Trade agreements can affect anything from employment to migration, so no wonder that people are interested in them. On 3 February our Facebook fans had the chance to ask Bernd Lange, the chair of the international trade committee, all about them during a chat.
The German member of the S&D group, who is also in charge of drafting Parliament’s position on the Transatlantic Trade and Investment Partnership (TTIP), managed to answer more than 60 questions on trade agreements such as TTIP.
Many questions were about the EU-US trade agreement TTIP, which is currently being negotiated. Some people asked if it was worth continuing the talks as many people were opposed to the deal. Lange said: “Let’s fight for a people’s TTIP and make a decision based on a final text.”
People also questioned how trade agreements were being negotiated and asked how more transparency could be achieved. Lange answered: “There has to be a certain degree of confidentiality in any negotiation. But there is unprecedented transparency in these talks, thanks to our pressure and that of civil society.” He also added: “The negotiating directives (the mandate) are decided by a unanimous Council decision. The Parliament monitors and influences negotiations. We are in close contact with the [European] Commission, member states and other stakeholders. At the end of negotiations, it’s up to the elected representatives to approve or reject any agreement.”There were also concerns that trade agreements could lead to job losses in Europe. Some asked if there was an EU plan to tackle possible job losses. “There are good agreements and bad agreements,” said Lange, “and there are always two sides to a negotiation. Partner countries must engage as well.” He added: “No trade deal will lower our European labour standards. In addition, we are fighting for strong and enforceable labour chapters in all of our agreements.”
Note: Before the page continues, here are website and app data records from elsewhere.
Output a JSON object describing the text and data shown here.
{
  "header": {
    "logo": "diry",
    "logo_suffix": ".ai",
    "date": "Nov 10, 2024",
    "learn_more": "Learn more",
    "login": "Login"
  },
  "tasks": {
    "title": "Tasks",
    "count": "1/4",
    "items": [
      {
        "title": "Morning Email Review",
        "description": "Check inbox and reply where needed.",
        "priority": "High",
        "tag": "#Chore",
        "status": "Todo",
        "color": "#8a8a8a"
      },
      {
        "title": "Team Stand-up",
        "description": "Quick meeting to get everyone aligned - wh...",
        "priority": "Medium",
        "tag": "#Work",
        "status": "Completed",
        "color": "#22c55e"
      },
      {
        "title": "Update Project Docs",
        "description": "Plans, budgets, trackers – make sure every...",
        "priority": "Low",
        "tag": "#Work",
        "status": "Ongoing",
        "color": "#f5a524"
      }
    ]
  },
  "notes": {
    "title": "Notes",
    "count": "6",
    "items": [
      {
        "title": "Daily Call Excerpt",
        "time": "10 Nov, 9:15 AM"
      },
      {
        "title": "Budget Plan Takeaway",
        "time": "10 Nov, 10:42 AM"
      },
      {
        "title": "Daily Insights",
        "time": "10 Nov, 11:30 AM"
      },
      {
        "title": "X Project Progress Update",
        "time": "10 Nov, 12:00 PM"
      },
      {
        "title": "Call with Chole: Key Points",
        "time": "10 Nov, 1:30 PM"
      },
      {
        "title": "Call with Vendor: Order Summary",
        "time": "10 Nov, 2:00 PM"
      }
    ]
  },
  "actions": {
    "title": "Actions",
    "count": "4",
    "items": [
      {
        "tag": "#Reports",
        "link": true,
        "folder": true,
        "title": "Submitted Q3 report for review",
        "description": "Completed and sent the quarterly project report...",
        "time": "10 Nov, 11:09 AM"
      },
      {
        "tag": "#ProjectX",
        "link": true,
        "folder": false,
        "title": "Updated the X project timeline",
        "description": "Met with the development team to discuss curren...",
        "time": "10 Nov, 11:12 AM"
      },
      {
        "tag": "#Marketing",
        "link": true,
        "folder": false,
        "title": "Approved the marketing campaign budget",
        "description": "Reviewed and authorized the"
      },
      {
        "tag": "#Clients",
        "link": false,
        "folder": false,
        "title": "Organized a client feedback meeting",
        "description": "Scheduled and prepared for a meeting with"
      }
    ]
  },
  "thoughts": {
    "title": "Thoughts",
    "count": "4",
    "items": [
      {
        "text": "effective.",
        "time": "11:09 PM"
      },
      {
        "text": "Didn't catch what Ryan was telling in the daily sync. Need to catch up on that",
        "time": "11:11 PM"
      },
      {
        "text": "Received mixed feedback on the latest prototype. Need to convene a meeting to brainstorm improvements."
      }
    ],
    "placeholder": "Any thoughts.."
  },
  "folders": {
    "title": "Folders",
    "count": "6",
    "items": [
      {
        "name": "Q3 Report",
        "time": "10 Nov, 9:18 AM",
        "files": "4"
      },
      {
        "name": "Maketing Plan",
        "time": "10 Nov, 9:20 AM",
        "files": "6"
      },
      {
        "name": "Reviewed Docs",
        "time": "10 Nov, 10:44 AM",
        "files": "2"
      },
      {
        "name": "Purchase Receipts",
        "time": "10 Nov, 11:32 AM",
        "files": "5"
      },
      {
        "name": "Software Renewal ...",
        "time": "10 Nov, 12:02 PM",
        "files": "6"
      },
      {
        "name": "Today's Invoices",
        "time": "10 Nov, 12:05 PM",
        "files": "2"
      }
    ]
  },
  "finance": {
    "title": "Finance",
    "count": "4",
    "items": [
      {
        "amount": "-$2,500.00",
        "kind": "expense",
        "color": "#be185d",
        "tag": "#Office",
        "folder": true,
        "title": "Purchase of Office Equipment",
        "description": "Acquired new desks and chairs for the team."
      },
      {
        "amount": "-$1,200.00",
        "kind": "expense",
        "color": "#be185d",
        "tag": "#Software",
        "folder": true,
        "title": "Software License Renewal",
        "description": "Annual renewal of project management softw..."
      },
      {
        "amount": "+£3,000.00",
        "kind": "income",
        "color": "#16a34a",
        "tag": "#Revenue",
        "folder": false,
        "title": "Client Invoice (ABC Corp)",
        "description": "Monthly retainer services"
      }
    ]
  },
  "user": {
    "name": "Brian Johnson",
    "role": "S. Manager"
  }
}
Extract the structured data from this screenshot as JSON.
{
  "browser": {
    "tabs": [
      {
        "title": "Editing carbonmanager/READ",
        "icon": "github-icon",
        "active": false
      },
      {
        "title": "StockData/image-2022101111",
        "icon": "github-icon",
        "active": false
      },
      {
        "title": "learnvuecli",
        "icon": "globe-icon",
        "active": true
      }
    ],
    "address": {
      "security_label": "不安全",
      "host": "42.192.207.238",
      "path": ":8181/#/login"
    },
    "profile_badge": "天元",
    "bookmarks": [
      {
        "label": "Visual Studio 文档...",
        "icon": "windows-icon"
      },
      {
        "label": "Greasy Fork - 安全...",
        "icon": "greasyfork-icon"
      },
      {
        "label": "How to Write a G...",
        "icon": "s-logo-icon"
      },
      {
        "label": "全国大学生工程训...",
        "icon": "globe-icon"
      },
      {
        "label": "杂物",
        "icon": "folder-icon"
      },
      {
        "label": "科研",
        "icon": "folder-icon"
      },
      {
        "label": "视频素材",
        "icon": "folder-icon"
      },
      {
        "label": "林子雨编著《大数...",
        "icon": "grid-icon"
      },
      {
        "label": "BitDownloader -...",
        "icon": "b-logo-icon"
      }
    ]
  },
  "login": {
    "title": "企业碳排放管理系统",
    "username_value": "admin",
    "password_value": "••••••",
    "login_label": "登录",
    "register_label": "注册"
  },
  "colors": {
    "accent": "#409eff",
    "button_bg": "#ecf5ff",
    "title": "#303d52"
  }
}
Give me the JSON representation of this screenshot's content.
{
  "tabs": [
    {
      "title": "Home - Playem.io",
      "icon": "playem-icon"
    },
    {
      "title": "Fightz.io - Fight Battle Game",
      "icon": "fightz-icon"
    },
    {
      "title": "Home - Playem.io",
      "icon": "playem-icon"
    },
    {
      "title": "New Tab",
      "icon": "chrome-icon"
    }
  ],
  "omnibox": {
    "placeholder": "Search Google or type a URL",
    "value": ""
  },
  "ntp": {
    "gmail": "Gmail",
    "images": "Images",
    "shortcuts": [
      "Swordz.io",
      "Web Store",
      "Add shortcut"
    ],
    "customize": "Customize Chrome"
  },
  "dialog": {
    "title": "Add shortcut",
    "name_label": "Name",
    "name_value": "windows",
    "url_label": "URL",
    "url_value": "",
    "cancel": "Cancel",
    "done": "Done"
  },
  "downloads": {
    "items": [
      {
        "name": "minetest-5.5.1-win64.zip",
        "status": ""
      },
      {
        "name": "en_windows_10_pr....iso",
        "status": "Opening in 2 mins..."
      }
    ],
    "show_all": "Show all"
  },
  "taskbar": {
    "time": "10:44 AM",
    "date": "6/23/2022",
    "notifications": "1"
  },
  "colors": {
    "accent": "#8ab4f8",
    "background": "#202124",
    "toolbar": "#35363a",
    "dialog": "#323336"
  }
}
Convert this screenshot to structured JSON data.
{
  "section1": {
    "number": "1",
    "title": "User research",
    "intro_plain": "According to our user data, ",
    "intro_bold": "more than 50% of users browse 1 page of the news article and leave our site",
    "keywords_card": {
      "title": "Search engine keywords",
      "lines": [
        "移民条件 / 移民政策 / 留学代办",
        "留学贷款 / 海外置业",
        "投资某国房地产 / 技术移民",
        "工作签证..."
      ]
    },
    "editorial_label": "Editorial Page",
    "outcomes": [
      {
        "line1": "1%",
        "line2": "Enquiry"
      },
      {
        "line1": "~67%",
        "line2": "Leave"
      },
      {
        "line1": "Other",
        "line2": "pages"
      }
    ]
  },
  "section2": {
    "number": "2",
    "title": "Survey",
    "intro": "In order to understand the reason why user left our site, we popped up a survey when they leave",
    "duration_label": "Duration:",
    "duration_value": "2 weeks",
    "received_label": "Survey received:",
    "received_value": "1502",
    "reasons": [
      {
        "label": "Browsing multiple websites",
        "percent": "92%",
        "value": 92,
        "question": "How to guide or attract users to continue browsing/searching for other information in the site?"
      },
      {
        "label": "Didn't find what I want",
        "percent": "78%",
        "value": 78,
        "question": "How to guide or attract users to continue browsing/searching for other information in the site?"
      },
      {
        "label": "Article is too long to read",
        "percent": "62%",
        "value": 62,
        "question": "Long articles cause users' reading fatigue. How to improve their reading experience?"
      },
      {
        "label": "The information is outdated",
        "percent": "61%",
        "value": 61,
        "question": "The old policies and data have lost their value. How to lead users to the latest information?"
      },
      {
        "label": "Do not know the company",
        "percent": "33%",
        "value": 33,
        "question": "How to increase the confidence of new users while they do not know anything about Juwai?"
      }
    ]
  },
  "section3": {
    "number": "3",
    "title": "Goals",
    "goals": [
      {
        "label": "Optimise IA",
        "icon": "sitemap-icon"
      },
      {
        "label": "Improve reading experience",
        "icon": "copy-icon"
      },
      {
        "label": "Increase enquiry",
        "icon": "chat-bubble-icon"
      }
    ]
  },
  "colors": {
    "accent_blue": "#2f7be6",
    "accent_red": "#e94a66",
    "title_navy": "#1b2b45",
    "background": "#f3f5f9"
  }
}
Lange also discussed the benefits of trade agreements, saying they were not only about lowering tariffs but also about addressing “standards and rules, and we want to set the bar high”. He added: “A good agreement could help SMEs do business easier (…), set global rules and standards – I’m thinking of labour standards, data protection and gender equality.” Referring to TTIP, he said: “Public services are excluded from the agreement.”
There is a possibility the US could open up its procurement markets to European companies as part of TTIP. Lange said there needed to be clear benefits like this for Europe: “If there is no ambitious deal on the table, there will be no deal.”
Lobbying was another topic that came up. Lange commented: “I meet stakeholders and experts from all backgrounds and sectors: trade unions, industry, consumer organisations… The list is long.”
Someone also asked if trade policies could influence migration. Lange responded: “Preferential trade with our neighbouring countries could improve the living conditions in our partner countries.” He also gave an example of what was being done at the moment: “We are trying to deliver quick and tangible results with Tunisia and Jordan.”
Compliments of the European Parliament